Lorraine, a former smoker with a 35-pack year smoking history, had asthma since she was a child. In 2013, she was struggling to push herself to get things done, she had difficulty breathing. The Coram resident went to her pulmonologist Dr. Jay Barbakoff who recommended that she have a lung cancer screening. She met the age criteria and previous smoking history.
In 2011 data published from, The National Lung Cancer Screening Trial found that low dose CT screen showed a 20% reduction in lung cancer deaths and is the most effective and safest way to detect lung cancer at its earliest, most treatable stage.
Lorraine’s scan took less than five minutes. It revealed that she had nodules on her lung nodules. A subsequent surgical biopsy indicated that the nodules were cancerous. Lorraine had quit smoking 15 years prior – she never thought she had lung cancer.
Dr. Greg Brevetti, a thoracic surgeon, surgically removed her left upper lobe, and all the surrounding 15 lymph nodes. Chemotherapy was required to make sure the cancer didn’t spread to the other side. Within a month, she went back to work.
“People don’t know how important it is to be screened ahead of time,” said Lorraine. “I’m just so grateful that mine was caught in time.”
If you are a current or former smoker, your risk of developing lung cancer may be up to 25 times higher than someone who never smoked.
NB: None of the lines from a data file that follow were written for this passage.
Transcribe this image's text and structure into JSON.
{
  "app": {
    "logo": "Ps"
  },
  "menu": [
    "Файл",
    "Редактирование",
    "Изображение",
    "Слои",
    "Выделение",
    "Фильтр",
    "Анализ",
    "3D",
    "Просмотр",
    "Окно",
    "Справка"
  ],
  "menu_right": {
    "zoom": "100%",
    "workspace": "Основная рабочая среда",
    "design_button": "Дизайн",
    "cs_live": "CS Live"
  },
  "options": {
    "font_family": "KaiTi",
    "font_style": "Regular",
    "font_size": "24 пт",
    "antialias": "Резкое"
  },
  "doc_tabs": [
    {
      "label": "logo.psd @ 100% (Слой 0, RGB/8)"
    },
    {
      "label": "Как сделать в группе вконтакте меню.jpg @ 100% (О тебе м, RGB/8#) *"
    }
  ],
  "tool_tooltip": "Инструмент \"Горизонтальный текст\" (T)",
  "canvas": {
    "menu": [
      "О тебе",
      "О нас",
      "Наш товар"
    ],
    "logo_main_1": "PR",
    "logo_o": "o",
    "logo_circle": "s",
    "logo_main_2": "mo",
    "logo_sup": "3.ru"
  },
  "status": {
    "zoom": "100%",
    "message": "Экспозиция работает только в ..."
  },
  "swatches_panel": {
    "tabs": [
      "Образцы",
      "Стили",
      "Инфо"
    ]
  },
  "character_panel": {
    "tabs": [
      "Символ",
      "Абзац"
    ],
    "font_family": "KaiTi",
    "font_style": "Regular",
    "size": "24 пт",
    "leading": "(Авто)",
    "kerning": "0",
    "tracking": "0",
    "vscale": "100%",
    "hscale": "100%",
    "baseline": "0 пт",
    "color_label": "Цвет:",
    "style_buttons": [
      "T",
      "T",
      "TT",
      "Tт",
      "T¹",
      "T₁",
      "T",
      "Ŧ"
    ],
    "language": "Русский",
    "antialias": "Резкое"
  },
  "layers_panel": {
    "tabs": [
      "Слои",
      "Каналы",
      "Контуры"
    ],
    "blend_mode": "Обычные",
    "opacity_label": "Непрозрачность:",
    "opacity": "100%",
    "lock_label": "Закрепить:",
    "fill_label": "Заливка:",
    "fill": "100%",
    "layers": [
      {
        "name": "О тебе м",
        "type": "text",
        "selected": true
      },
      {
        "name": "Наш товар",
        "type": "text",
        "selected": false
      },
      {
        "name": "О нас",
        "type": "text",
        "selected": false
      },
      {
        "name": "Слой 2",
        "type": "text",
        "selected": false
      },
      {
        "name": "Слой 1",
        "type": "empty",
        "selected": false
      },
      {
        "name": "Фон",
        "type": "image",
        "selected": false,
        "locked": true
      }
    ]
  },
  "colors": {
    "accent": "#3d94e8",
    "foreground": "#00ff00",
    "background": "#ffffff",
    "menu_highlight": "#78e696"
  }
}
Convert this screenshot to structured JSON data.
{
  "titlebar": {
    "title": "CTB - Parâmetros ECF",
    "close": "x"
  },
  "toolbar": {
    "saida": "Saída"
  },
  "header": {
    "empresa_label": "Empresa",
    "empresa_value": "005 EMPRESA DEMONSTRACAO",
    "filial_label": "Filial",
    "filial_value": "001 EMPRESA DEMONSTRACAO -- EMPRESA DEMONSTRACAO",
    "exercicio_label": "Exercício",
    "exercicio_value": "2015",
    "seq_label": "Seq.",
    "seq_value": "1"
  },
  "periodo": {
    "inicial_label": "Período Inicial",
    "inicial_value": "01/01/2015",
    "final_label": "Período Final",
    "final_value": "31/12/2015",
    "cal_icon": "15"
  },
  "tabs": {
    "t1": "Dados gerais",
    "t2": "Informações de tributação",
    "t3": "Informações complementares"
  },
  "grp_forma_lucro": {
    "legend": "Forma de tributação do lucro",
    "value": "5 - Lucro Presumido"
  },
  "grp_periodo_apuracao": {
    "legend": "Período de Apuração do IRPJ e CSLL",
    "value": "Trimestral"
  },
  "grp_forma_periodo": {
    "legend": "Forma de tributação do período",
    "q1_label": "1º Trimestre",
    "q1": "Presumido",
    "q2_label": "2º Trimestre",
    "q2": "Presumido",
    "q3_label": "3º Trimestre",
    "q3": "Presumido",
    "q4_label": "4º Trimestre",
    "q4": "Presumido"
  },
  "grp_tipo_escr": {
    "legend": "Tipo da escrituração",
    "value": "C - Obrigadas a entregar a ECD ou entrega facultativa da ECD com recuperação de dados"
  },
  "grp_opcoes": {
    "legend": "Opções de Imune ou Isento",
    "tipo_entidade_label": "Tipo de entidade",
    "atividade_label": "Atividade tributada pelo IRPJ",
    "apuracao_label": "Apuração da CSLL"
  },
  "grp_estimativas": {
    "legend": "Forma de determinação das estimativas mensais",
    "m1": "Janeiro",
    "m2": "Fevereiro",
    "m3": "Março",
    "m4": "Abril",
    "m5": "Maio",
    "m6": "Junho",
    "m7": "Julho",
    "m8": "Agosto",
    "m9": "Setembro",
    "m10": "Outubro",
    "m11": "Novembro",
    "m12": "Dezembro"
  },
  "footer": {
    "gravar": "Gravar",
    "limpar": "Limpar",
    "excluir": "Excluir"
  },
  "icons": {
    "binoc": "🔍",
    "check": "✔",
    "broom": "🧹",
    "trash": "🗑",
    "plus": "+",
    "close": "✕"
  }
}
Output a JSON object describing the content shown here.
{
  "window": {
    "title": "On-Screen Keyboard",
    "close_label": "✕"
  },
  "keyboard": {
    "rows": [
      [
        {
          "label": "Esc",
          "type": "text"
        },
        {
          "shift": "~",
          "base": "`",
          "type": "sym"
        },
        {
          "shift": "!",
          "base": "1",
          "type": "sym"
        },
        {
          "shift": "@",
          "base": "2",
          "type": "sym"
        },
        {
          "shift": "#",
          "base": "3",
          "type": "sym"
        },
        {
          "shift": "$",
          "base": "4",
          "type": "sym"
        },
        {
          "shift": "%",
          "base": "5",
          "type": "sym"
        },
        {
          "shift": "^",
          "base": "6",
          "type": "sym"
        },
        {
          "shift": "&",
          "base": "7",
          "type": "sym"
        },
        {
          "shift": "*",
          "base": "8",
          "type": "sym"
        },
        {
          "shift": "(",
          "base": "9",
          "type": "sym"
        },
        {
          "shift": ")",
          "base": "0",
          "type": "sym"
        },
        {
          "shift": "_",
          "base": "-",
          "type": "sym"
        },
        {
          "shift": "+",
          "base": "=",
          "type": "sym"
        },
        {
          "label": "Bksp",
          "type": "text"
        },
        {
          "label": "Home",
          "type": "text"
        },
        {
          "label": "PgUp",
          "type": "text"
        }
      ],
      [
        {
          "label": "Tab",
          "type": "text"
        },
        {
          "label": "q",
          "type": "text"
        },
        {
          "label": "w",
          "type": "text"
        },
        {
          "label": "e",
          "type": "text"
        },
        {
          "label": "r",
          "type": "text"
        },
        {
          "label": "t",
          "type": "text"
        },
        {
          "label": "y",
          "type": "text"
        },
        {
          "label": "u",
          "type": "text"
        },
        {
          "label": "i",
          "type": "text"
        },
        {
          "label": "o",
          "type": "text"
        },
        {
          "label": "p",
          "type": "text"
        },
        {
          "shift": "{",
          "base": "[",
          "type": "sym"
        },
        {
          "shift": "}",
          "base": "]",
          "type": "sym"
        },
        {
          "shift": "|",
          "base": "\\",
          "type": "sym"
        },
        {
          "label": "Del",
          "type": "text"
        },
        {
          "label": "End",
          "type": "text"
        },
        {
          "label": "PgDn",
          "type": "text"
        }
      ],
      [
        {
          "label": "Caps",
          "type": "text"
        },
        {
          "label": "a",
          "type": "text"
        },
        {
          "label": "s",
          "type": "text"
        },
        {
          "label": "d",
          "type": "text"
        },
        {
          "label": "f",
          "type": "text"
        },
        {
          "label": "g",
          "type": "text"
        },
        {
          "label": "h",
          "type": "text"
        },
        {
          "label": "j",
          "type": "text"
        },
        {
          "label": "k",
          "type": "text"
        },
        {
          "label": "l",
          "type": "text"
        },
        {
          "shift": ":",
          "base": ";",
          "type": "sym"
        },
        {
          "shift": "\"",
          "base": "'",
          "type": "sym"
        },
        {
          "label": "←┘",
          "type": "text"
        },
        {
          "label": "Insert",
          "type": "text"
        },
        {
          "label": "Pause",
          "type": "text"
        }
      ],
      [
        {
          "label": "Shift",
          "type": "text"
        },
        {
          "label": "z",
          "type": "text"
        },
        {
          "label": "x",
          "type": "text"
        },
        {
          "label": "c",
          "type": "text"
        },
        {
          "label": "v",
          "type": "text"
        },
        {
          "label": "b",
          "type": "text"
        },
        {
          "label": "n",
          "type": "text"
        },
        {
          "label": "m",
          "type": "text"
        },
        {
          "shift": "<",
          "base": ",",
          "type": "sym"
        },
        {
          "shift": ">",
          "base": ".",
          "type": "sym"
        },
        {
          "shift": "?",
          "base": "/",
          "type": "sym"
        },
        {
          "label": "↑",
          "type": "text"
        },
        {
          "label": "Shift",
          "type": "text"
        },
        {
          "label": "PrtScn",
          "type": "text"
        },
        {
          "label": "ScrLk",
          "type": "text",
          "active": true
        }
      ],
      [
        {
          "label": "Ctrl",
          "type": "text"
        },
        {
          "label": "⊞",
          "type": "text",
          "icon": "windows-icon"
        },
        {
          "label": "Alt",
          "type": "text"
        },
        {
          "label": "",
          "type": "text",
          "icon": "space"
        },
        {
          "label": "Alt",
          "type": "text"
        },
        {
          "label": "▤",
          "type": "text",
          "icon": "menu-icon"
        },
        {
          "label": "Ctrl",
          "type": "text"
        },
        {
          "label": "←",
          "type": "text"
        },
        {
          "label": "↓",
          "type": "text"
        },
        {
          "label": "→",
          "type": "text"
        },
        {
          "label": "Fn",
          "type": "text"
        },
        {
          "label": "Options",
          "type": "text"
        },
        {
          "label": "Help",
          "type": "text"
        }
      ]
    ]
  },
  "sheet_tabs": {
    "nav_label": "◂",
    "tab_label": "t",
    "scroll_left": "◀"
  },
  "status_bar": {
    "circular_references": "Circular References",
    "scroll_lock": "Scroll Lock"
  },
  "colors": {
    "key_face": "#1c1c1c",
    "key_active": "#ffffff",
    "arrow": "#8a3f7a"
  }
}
Lung cancer screenings are recommended for people age 55 to 77 years and have a smoking history equivalent to a pack a day for 30 years, and currently smoke or have quit within the past 15 years.
Not sure if you qualify– take the self-assessment questionnaire or call the Lung Cancer Screening Program at Mather Hospital at 631-686-2500.